The energy requirements of Life forms can be satisfied by renewable forms (considering the energy of the Sun and of the Geo-sphere as renewable) which involve the management sources that are diffused (Solar energy, Wind, etc.) and others which are in fixed positions but cannot necessarily be monopolised (biomasses). The democracy of a State will therefore be founded on a context in which everyone can be a manufacturer and consumer of energy (more so than from our origins till today); technology then will be the interface through which we access this form of new democracy (Energycracy) in which politics will have to guarantee the right to a commodity (Water, Air, Sun, Wind can not be monopolised) in the interest of capitalism.
Protection of the Environment – The present socioeconomic system pollutes too much; uses, habits, technology, western (or westernized) culture consume non-renewable resources at a rhythm which is too high. Bureaucracy, financial systems, the management of the State are unnatural elements on our Planet, creating great problems to sociopolitical stability and to Peace. The loss of Biodiversity, erosion and the loss of soil fertility, as well as an almost nonexistent planning of territorial resources, are the new frontiers of a political culture that has to be rethought.
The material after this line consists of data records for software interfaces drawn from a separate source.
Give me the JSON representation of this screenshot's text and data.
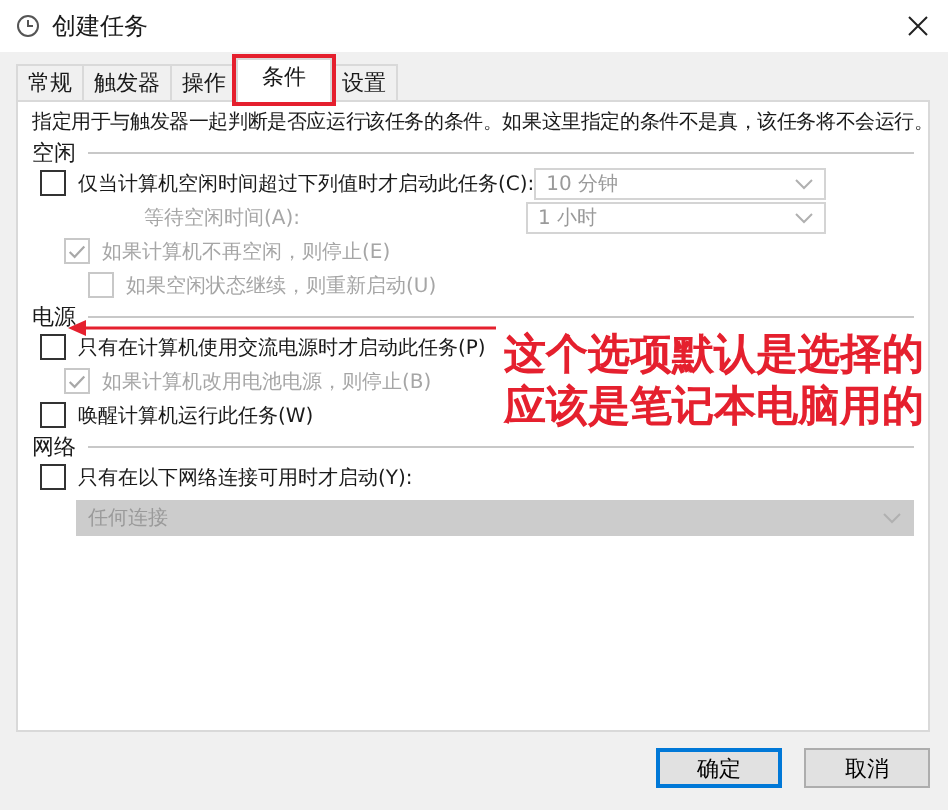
{
  "window": {
    "title": "创建任务"
  },
  "tabs": [
    {
      "label": "常规",
      "selected": false
    },
    {
      "label": "触发器",
      "selected": false
    },
    {
      "label": "操作",
      "selected": false
    },
    {
      "label": "条件",
      "selected": true
    },
    {
      "label": "设置",
      "selected": false
    }
  ],
  "description": "指定用于与触发器一起判断是否应运行该任务的条件。如果这里指定的条件不是真，该任务将不会运行。",
  "sections": [
    {
      "title": "空闲",
      "items": [
        {
          "kind": "checkbox",
          "label": "仅当计算机空闲时间超过下列值时才启动此任务(C):",
          "checked": false,
          "disabled": false,
          "dropdown": "10 分钟",
          "children": [
            {
              "kind": "label",
              "label": "等待空闲时间(A):",
              "disabled": true,
              "dropdown": "1 小时"
            },
            {
              "kind": "checkbox",
              "label": "如果计算机不再空闲，则停止(E)",
              "checked": true,
              "disabled": true,
              "children": [
                {
                  "kind": "checkbox",
                  "label": "如果空闲状态继续，则重新启动(U)",
                  "checked": false,
                  "disabled": true
                }
              ]
            }
          ]
        }
      ]
    },
    {
      "title": "电源",
      "items": [
        {
          "kind": "checkbox",
          "label": "只有在计算机使用交流电源时才启动此任务(P)",
          "checked": false,
          "disabled": false,
          "children": [
            {
              "kind": "checkbox",
              "label": "如果计算机改用电池电源，则停止(B)",
              "checked": true,
              "disabled": true
            }
          ]
        },
        {
          "kind": "checkbox",
          "label": "唤醒计算机运行此任务(W)",
          "checked": false,
          "disabled": false
        }
      ]
    },
    {
      "title": "网络",
      "items": [
        {
          "kind": "checkbox",
          "label": "只有在以下网络连接可用时才启动(Y):",
          "checked": false,
          "disabled": false,
          "children": [
            {
              "kind": "select",
              "value": "任何连接",
              "disabled": true
            }
          ]
        }
      ]
    }
  ],
  "buttons": [
    {
      "label": "确定",
      "default": true
    },
    {
      "label": "取消",
      "default": false
    }
  ],
  "annotation": {
    "lines": [
      "这个选项默认是选择的",
      "应该是笔记本电脑用的"
    ]
  }
}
The environment itself, with its needs, is “forcing” man to return, with a new conscience, to having a more integrated and less carefree relationship with the cosmos.
There derives from this a vision of politics that has little to do with the interests of this or that class, or of this or that social category. The new basis for political ideologies seems to be one of Solidarity, where Man and the Environment make peace with each other and where every cultural, geographical and spiritual difference is part of the same body. The new Body of the Politics of the third millennium.
Is it a utopia? It is difficult to say, but if we define utopia as a sort of global engineering, then it is utopia because there can be no policy that satisfies the new frontiers without first having a global transformation of thought and later of politics.
Thought must then feed on old foundations on which are built new walls.

Guido Bissanti

* The origin of the Enlightenment is to be found in the philosophical-scientific culture of the XVII century in England and in the Netherlands.